Have you finally acknowledged that your hearing, or lack of it, is becoming more and more of a problem, and have succumbed to being assessed and fitted with a hearing aid? If so, you’ll probably be interested to know that most adults are only fitted between five and seven years after their hearing problems become noticeable, so you’re not alone. Before that, the onset of hearing loss is so gradual that you may not have noticed that your hearing is starting to become impaired, although it’s likely to have been apparent to the people around you.
So now you’ve been fitted with your hearing aid, what should you expect?
First of all, don’t expect perfect hearing as you would expect 20/20 vision if you’ve been fitted with a new pair of spectacles. For a start, most basic hearing aids are not that smart; they’re unable to discriminate between sounds, therefore you may find that some speech is still a little muffled by the background noise. While this is changing, as researchers find ways to develop more discriminatory hearing aids, current hearing aids can’t fully compensate for your hearing loss. However, don’t be downhearted or discouraged, because the majority of hearing-impaired adults find that they function better and are much better off after they are fitted with a hearing aid, than they were when they were trying to cope with their hearing loss unaided.

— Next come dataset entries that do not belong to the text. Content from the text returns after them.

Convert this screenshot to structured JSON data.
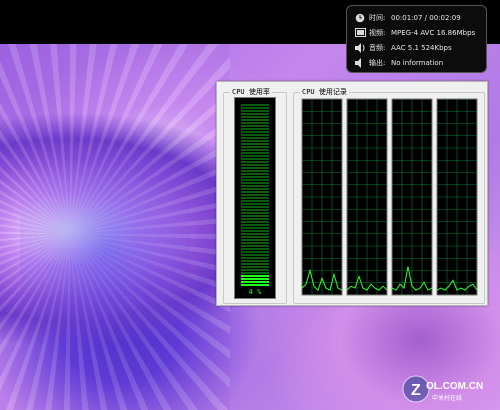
{
  "osd": {
    "rows": [
      {
        "icon": "clock-icon",
        "label": "时间:",
        "value": "00:01:07 / 00:02:09"
      },
      {
        "icon": "video-icon",
        "label": "视频:",
        "value": "MPEG-4 AVC  16.86Mbps"
      },
      {
        "icon": "speaker-icon",
        "label": "音频:",
        "value": "AAC 5.1   524Kbps"
      },
      {
        "icon": "output-icon",
        "label": "输出:",
        "value": "No information"
      }
    ]
  },
  "perf": {
    "usage_title": "CPU 使用率",
    "history_title": "CPU 使用记录",
    "usage_value_text": "4 %",
    "usage_percent": 4,
    "core_count": 4,
    "graph_color": "#2dff2d",
    "grid_color": "#0a7a3a"
  }
}
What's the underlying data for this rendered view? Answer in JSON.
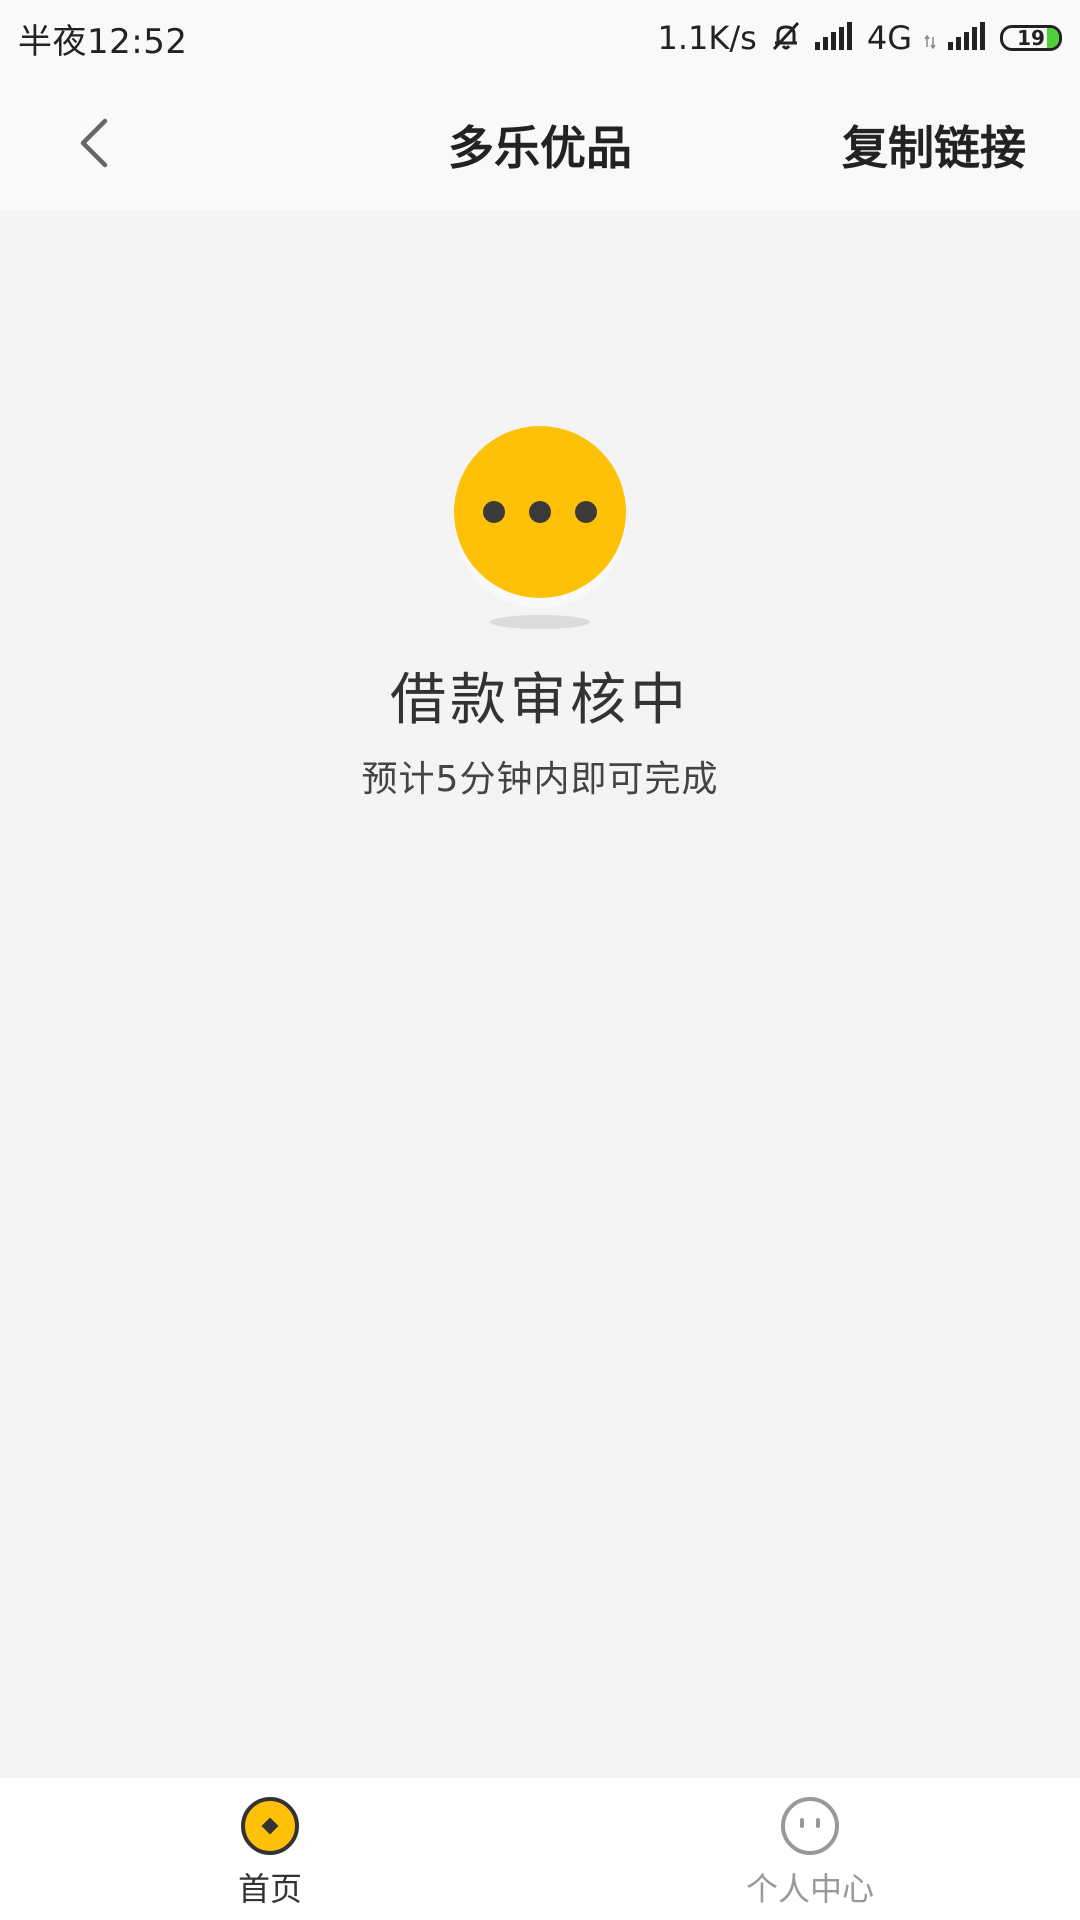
{
  "status_bar": {
    "time": "半夜12:52",
    "net_speed": "1.1K/s",
    "network_type": "4G",
    "battery_level": "19",
    "icons": [
      "bell-muted-icon",
      "signal-icon",
      "data-arrows-icon",
      "signal-icon",
      "battery-icon"
    ]
  },
  "header": {
    "title": "多乐优品",
    "copy_link_label": "复制链接",
    "back_icon": "chevron-left-icon"
  },
  "main": {
    "status_icon": "pending-dots-icon",
    "title": "借款审核中",
    "subtitle": "预计5分钟内即可完成"
  },
  "bottom_nav": {
    "items": [
      {
        "label": "首页",
        "icon": "coin-home-icon",
        "active": true
      },
      {
        "label": "个人中心",
        "icon": "face-profile-icon",
        "active": false
      }
    ]
  },
  "colors": {
    "accent": "#FFC107",
    "background": "#F4F4F4",
    "bar": "#F9F9F9",
    "battery_green": "#4CD137"
  }
}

Tips to help you adjust to your hearing aid
It takes a little time to realize the potential benefits of wearing hearing aids; both your ears and your brain are going to have to adjust to these new sounds and make them into your new ‘normal’. So here’s a few tips to help you through those early days, and if you’d like to know more about how to look after your new aid, click here for some great tips.
- Wear your hearing aid for as many hours as you can, until it becomes uncomfortable. You’re going to be exposed to new sounds that you’ve probably forgotten about, such as the constant noise of the compressor on your refrigerator, or the traffic going past your door.
- You’ll eventually be able to wear it from the time you get up until you retire for the night. However, don’t forget to take it out when you take a shower.
- Take advice from your audiologist about when you should wear it. They may recommend leaving it at home if you’re going to a particular noisy place such as a restaurant, while you’ll definitely need it if you’re meeting with a group of friends. However, ultimately you’ll be the best judge of whether it helps or hinders you in certain situations.
- You may want to choose specific times to use it in the initial days, for example when you watch TV or chat with family or friends. If you’ve been losing your hearing for years, you may have to warn friends and family that they no longer have to shout when talking to you. Once you’re comfortable in these environments, try it out in other places and situations.
- Don’t forget you can turn the volume up if the sound is particularly low, or someone has a very soft voice. Conversely you can turn the volume down if you’re in a very noisy place. While you obviously don’t want to be constantly adjusting it – remember that you’re the one in control.